I’ve always been fascinated by the intersection of Science and Art. (Had I not turned out to be an actor and composer, I sometimes think I might have been an astronomer .)
Great scientists always seem to have a touch of the artist inside of them, and similarly artists often think analytically, the way a scientist might. Especially when it comes to pushing the boundaries on what we think we know.
My attention was drawn a while back to an LA Times article discussing a sort of cultural revolution occurring at Los Angeles’s Museum of Contemporary Art (MOCA). Longtime curator, Paul Schimmel – “an artist favorite, seen as a champion of ambitious, intensely researched exhibitions” – was recently fired and replaced by Jeffrey Deitch – “who gained his reputation by creating buzzed-about events that often drew on youth culture, [including recent exhibitions in LA] that revolved around high-recognition names, including Dennis Hopper and James Franco.” The ousting led to the protest and resignation of many board member-artists, including Catherine Opie and John Baldessari.
The article goes on to include other realms of art interacting warily with celebrity and fashion.
MOCA is not the only artistic institution hosting celebrity versus significance face-off.
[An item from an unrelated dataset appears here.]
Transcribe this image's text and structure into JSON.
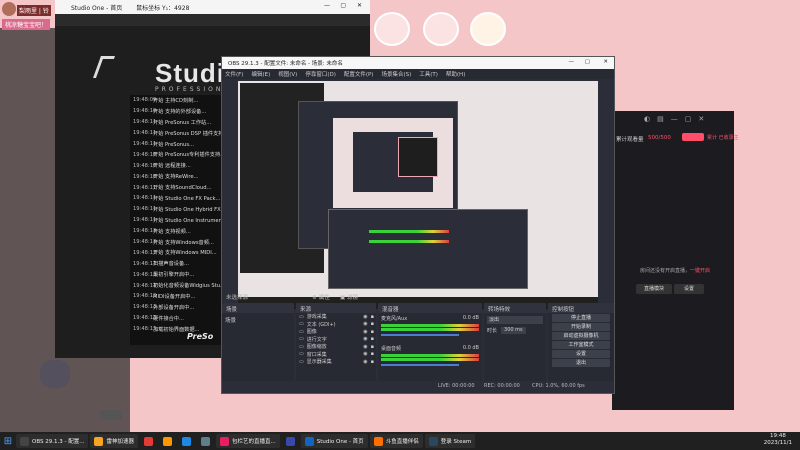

Theater has been at it for years; Broadway not only remakes big, successful film musicals, now it takes on flops (“Newsies”) and indies (“Once”) while bemoaning the lack of original plays.
Now, there’s certainly nothing new about a clash between the “old guard” and the young, up-start newcomers. “Established” and “safe” often mean the same, and the “language of the people” is constantly evolving (or perhaps “revolving” is a more apt term), so if one doesn’t at least keep an ear out, one will eventually become irrelevant.
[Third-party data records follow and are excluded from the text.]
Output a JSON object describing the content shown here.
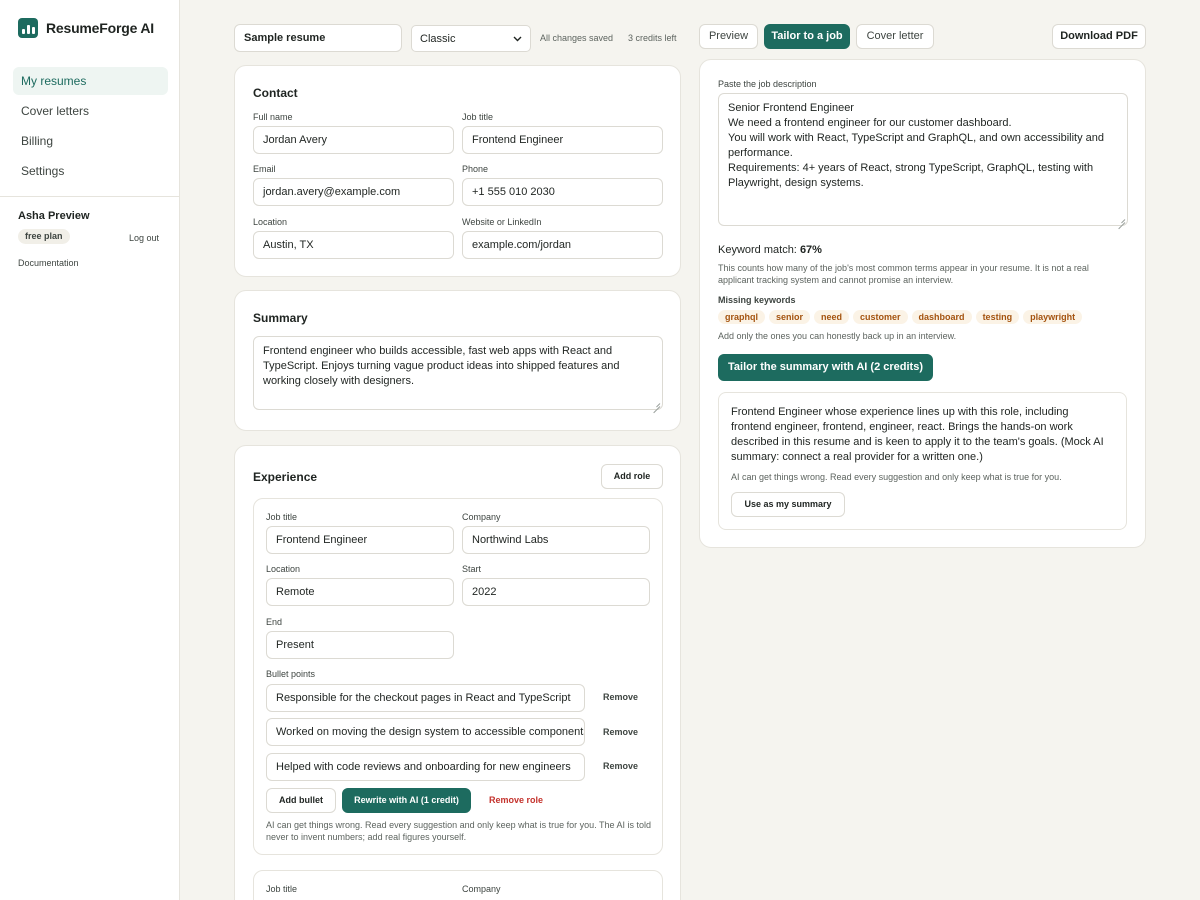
{
  "app": {
    "name": "ResumeForge AI"
  },
  "sidebar": {
    "items": [
      {
        "label": "My resumes",
        "active": true
      },
      {
        "label": "Cover letters"
      },
      {
        "label": "Billing"
      },
      {
        "label": "Settings"
      }
    ],
    "user": {
      "name": "Asha Preview",
      "plan": "free plan",
      "logout": "Log out"
    },
    "docs": "Documentation"
  },
  "topbar": {
    "resume_name": "Sample resume",
    "template": "Classic",
    "save_status": "All changes saved",
    "credits": "3 credits left",
    "tabs": [
      "Preview",
      "Tailor to a job",
      "Cover letter"
    ],
    "active_tab": "Tailor to a job",
    "download": "Download PDF"
  },
  "contact": {
    "title": "Contact",
    "fields": {
      "full_name": {
        "label": "Full name",
        "value": "Jordan Avery"
      },
      "job_title": {
        "label": "Job title",
        "value": "Frontend Engineer"
      },
      "email": {
        "label": "Email",
        "value": "jordan.avery@example.com"
      },
      "phone": {
        "label": "Phone",
        "value": "+1 555 010 2030"
      },
      "location": {
        "label": "Location",
        "value": "Austin, TX"
      },
      "website": {
        "label": "Website or LinkedIn",
        "value": "example.com/jordan"
      }
    }
  },
  "summary": {
    "title": "Summary",
    "text": "Frontend engineer who builds accessible, fast web apps with React and TypeScript. Enjoys turning vague product ideas into shipped features and working closely with designers."
  },
  "experience": {
    "title": "Experience",
    "add_role": "Add role",
    "roles": [
      {
        "job_title_label": "Job title",
        "job_title": "Frontend Engineer",
        "company_label": "Company",
        "company": "Northwind Labs",
        "location_label": "Location",
        "location": "Remote",
        "start_label": "Start",
        "start": "2022",
        "end_label": "End",
        "end": "Present",
        "bullets_label": "Bullet points",
        "bullets": [
          "Responsible for the checkout pages in React and TypeScript",
          "Worked on moving the design system to accessible components",
          "Helped with code reviews and onboarding for new engineers"
        ],
        "remove": "Remove",
        "add_bullet": "Add bullet",
        "rewrite": "Rewrite with AI (1 credit)",
        "remove_role": "Remove role",
        "note": "AI can get things wrong. Read every suggestion and only keep what is true for you. The AI is told never to invent numbers; add real figures yourself."
      },
      {
        "job_title_label": "Job title",
        "company_label": "Company"
      }
    ]
  },
  "tailor": {
    "jd_label": "Paste the job description",
    "jd_text": "Senior Frontend Engineer\nWe need a frontend engineer for our customer dashboard.\nYou will work with React, TypeScript and GraphQL, and own accessibility and performance.\nRequirements: 4+ years of React, strong TypeScript, GraphQL, testing with Playwright, design systems.",
    "match_label": "Keyword match:",
    "match_value": "67%",
    "match_note": "This counts how many of the job's most common terms appear in your resume. It is not a real applicant tracking system and cannot promise an interview.",
    "missing_label": "Missing keywords",
    "missing": [
      "graphql",
      "senior",
      "need",
      "customer",
      "dashboard",
      "testing",
      "playwright"
    ],
    "missing_note": "Add only the ones you can honestly back up in an interview.",
    "tailor_btn": "Tailor the summary with AI (2 credits)",
    "ai_summary": "Frontend Engineer whose experience lines up with this role, including frontend engineer, frontend, engineer, react. Brings the hands-on work described in this resume and is keen to apply it to the team's goals. (Mock AI summary: connect a real provider for a written one.)",
    "ai_note": "AI can get things wrong. Read every suggestion and only keep what is true for you.",
    "use_btn": "Use as my summary"
  },
  "colors": {
    "accent": "#1d6b5f",
    "danger": "#c4322c",
    "chip_text": "#a4530f",
    "chip_bg": "#fbf3e6"
  }
}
My guy brain just can’t be troubled with having to figure out what to put where in order to make it look good. I know what DOES look good, when I see it. I just don’t necessarily know how to create (or re-create it).
Thank you for your interest in our Artist Residency Program. Please answer these few questions about your proposed project, and our team will review your application for workshop space in our facilities.
Please describe your proposed project.
Um. It’s a portrait of a woman in a white dress. But her face and body will be disproportionate and angular. Her nose will appear to be coming out of her right eye, and her head will appear to have been bashed in with a sledgehammer.
What would you hope to accomplish during your residency here?
I plan to paint it…?
If your project were an animal, which would animal would it be?
What the fuck?
Please write a three-word sentence to describe your intention with this project.
Make people look.
That’s not a complete sentence.
Sure it is.
Is it an imperative sentence, with “you” as the implied subject, or…?
Otherwise I don’t get it.
I have a feeling you don’t get a lot of things.
And finally, why this project now?
Because there are too many portraits of normal looking people. I want to do something different? I’m an artist with an idea and you’re an arts space. Why don’t you be the judge of why this now? Is it really my place to decide the importance and relevance of my own work? You know what…this whole thing is stupid. I’ll just work on it in my own studio.
Thank you. Your answers will be taken into serious consideration.
I would never refer to myself as a Hardcore Sorkin Fan, but it’s hard not to admire the guy for his style and prolificness. I never fully caught The West Wing train, but I do (mostly) love what I’ve seen of The Newsroom.
But his ability, and courage really, to deal with difficult, complicated political issues while maintaining an emotionally dramatic arc and appealing to a fairly wide demographic is truly commendable.
Especially when this is what his writing can achieve: